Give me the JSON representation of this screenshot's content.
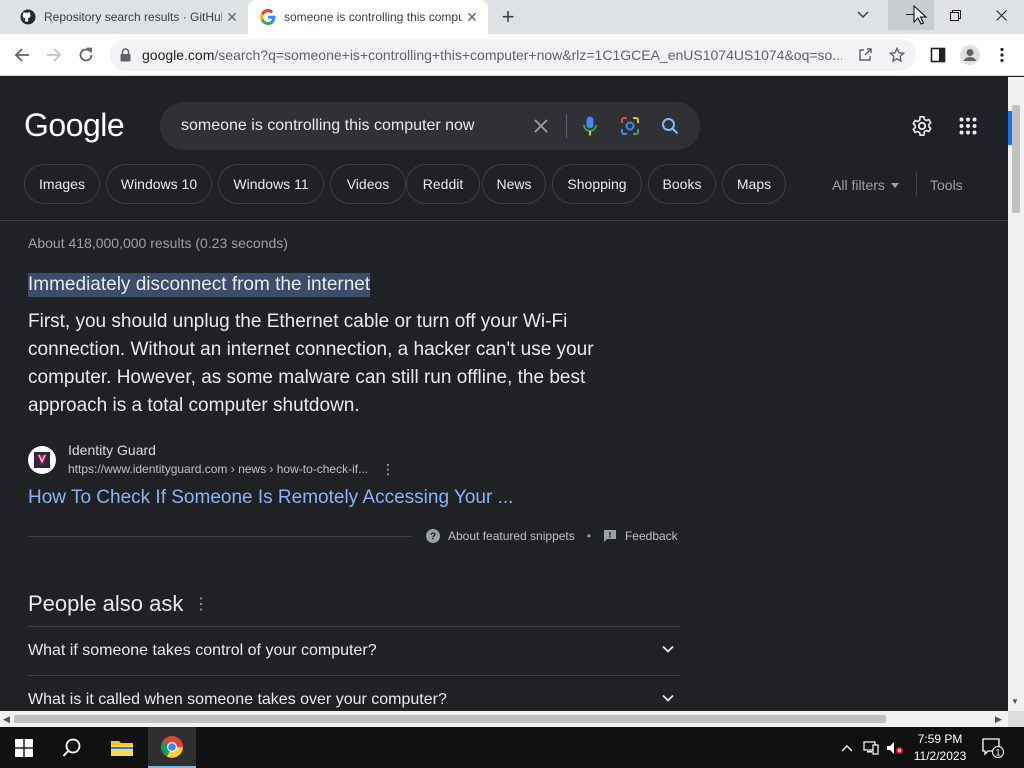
{
  "browser": {
    "tabs": [
      {
        "title": "Repository search results · GitHub",
        "favicon": "github-icon"
      },
      {
        "title": "someone is controlling this computer now - Google Search",
        "favicon": "google-icon"
      }
    ],
    "url_host": "google.com",
    "url_rest": "/search?q=someone+is+controlling+this+computer+now&rlz=1C1GCEA_enUS1074US1074&oq=so..."
  },
  "search": {
    "logo": "Google",
    "query": "someone is controlling this computer now",
    "chips": [
      "Images",
      "Windows 10",
      "Windows 11",
      "Videos",
      "Reddit",
      "News",
      "Shopping",
      "Books",
      "Maps"
    ],
    "all_filters": "All filters",
    "tools": "Tools"
  },
  "results": {
    "stats": "About 418,000,000 results (0.23 seconds)",
    "featured": {
      "title": "Immediately disconnect from the internet",
      "body": "First, you should unplug the Ethernet cable or turn off your Wi-Fi connection. Without an internet connection, a hacker can't use your computer. However, as some malware can still run offline, the best approach is a total computer shutdown.",
      "source_name": "Identity Guard",
      "source_url": "https://www.identityguard.com › news › how-to-check-if...",
      "link_text": "How To Check If Someone Is Remotely Accessing Your ...",
      "about": "About featured snippets",
      "feedback": "Feedback"
    },
    "people_also_ask": {
      "title": "People also ask",
      "questions": [
        "What if someone takes control of your computer?",
        "What is it called when someone takes over your computer?"
      ]
    }
  },
  "taskbar": {
    "time": "7:59 PM",
    "date": "11/2/2023",
    "notification_count": "1"
  }
}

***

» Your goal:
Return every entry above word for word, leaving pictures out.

» Your response:
Give me the JSON representation of this screenshot's content.
{
  "browser": {
    "tabs": [
      {
        "title": "Repository search results · GitHub",
        "favicon": "github-icon"
      },
      {
        "title": "someone is controlling this computer now - Google Search",
        "favicon": "google-icon"
      }
    ],
    "url_host": "google.com",
    "url_rest": "/search?q=someone+is+controlling+this+computer+now&rlz=1C1GCEA_enUS1074US1074&oq=so..."
  },
  "search": {
    "logo": "Google",
    "query": "someone is controlling this computer now",
    "chips": [
      "Images",
      "Windows 10",
      "Windows 11",
      "Videos",
      "Reddit",
      "News",
      "Shopping",
      "Books",
      "Maps"
    ],
    "all_filters": "All filters",
    "tools": "Tools"
  },
  "results": {
    "stats": "About 418,000,000 results (0.23 seconds)",
    "featured": {
      "title": "Immediately disconnect from the internet",
      "body": "First, you should unplug the Ethernet cable or turn off your Wi-Fi connection. Without an internet connection, a hacker can't use your computer. However, as some malware can still run offline, the best approach is a total computer shutdown.",
      "source_name": "Identity Guard",
      "source_url": "https://www.identityguard.com › news › how-to-check-if...",
      "link_text": "How To Check If Someone Is Remotely Accessing Your ...",
      "about": "About featured snippets",
      "feedback": "Feedback"
    },
    "people_also_ask": {
      "title": "People also ask",
      "questions": [
        "What if someone takes control of your computer?",
        "What is it called when someone takes over your computer?"
      ]
    }
  },
  "taskbar": {
    "time": "7:59 PM",
    "date": "11/2/2023",
    "notification_count": "1"
  }
}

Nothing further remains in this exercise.